    Ultraviolet Rays
    Whole-Body Irradiation
    X-Rays

    Pub Type(s)

    Journal Article
    Research Support, Non-U.S. Gov't

    Language

    eng

    PubMed ID

    7603336

    Citation

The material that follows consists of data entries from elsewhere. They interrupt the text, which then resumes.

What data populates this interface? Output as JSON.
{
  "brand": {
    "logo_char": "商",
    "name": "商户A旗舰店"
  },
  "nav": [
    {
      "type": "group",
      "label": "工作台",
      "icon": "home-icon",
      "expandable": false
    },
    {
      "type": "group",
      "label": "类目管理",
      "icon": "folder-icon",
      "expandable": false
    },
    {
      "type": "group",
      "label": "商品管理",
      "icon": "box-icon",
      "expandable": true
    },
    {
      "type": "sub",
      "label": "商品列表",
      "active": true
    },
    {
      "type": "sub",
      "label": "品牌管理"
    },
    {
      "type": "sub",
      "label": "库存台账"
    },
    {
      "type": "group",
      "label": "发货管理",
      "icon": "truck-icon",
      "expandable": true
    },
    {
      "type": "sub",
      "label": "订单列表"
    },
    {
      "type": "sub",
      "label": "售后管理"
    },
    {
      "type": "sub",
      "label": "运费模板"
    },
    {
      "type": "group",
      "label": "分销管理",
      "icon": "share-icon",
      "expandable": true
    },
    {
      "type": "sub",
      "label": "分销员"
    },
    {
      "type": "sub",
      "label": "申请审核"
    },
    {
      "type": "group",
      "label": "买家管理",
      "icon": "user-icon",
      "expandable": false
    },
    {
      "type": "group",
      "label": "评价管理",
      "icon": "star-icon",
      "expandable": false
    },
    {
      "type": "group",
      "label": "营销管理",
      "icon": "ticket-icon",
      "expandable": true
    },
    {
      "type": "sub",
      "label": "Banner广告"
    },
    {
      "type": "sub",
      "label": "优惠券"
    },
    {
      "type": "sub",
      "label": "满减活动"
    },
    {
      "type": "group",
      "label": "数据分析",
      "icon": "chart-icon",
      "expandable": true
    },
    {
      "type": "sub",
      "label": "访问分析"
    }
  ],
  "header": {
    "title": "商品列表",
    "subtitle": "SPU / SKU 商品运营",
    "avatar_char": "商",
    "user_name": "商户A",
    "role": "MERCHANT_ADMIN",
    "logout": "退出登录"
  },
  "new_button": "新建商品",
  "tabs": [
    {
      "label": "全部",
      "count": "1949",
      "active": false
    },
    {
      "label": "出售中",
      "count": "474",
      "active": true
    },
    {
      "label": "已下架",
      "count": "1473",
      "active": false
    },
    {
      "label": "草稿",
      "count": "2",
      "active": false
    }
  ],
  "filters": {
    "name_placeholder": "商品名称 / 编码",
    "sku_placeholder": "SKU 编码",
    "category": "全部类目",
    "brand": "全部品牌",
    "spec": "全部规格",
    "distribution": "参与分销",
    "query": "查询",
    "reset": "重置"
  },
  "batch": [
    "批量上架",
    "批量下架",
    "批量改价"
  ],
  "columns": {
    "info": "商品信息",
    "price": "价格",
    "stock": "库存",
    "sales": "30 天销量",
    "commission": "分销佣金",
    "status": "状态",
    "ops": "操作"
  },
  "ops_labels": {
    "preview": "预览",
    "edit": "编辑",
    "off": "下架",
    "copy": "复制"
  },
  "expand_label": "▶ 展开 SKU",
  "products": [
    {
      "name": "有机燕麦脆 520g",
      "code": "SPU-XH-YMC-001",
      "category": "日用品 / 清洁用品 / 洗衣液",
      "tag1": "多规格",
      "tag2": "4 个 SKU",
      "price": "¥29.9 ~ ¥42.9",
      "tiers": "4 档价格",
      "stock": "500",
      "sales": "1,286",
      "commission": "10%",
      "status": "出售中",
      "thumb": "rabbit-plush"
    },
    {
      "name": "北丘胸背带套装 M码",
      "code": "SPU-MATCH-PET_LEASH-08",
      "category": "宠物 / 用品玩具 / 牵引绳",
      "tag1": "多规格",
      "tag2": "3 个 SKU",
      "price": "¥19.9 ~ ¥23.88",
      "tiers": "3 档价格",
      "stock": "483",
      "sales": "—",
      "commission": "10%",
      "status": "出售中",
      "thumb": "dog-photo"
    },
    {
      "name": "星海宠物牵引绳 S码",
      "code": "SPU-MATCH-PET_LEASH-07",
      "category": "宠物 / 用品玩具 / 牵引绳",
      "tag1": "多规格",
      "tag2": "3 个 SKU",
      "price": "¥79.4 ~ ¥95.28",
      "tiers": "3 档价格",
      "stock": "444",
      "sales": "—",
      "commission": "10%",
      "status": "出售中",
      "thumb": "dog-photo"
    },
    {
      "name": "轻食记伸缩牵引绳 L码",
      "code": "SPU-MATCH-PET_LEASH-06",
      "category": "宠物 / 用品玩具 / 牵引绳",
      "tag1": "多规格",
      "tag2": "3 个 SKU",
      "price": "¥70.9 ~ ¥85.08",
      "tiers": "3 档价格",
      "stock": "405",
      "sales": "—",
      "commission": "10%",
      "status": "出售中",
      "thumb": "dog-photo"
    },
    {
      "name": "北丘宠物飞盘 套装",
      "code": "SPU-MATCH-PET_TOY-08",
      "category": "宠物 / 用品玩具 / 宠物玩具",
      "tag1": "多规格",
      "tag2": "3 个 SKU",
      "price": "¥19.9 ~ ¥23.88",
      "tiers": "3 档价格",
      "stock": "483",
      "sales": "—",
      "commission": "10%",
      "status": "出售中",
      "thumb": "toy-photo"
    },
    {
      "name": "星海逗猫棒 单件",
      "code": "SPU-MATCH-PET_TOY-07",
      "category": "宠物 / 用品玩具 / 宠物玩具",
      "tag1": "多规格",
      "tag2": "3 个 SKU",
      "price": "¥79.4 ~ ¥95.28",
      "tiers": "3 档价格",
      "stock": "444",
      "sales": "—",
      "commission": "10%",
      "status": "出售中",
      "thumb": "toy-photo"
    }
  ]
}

    TY - JOUR T1 - Induction of a cytogenetic adaptive response in germ cells of irradiated mice with very low-dose rate of chronic gamma-irradiation and its biological influence on radiation-induced DNA or chromosomal damage and cell killing in their male offspring. AU - Cai,L, AU - Wang,P, PY - 1995/3/1/pubmed PY - 1995/3/1/medline PY - 1995/3/1/entrez SP - 95 EP - 100 JF - Mutagenesis JO - Mutagenesis VL - 10 IS - 2 N2 - In earlier studies we have shown that either a single exposure or multiple exposures to a low dose of X-rays (0.05 Gy) induced a significant cytogenetic adaptive response in mouse germ cells. In this paper, a very low-dose rate (20 microGy/min) of chronic 60Co gamma-irradiation was used to pre-irradiate mice for 40 days. Then, another 40 days later, these mice were treated with a subsequent large dose of X-irradiation, followed 24 h later by cytogenetic analysis of their spermatocytes. Analysis for radiation-induced DNA and chromosomal damage was also carried out in splenocytes, bone marrow cells and spermatocytes of the offspring of mice adapted by the low-dose rate of chronic gamma-irradiation. Results demonstrated that (i) cumulative gamma-irradiation (1.10 Gy) at the dose rate 20 microGy/min induced a marked cytogenetic adaptive response in the mouse germ cells (stem spermatogonia); (ii) the sensitivity of offspring's bone marrow cells and spermatocytes to 1.5 Gy X-ray-induced chromosome aberrations was not influenced by the low-dose radiation delivered to paternal germ cells; (iii) either constitutive or post-irradiation DNA repair capacity (UV-induced unscheduled DNA synthesis, UDS) was not modified in the offspring's splenocytes; (iv) the sensitivity of the offspring's splenocytes to radiation-induced cell killing was also not altered. These results suggest that low-dose radiation delivered to the male parents with a significant induction of cytogenetic adaptive response in their germ cell does not likely cause any risk of damaging effects to the offspring of those irradiated male mice. SN - 0267-8357 UR - https://www.unboundmedicine.com/medline/citation/7603336/Induction_of_a_cytogenetic_adaptive_response_in_germ_cells_of_irradiated_mice_with_very_low_dose_rate_of_chronic_gamma_irradiation_and_its_biological_influence_on_radiation_induced_DNA_or_chromosomal_damage_and_cell_killing_in_their_male_offspring_ L2 - http://mutage.oxfordjournals.org/cgi/pmidlookup?view=long&pmid=7603336 ER -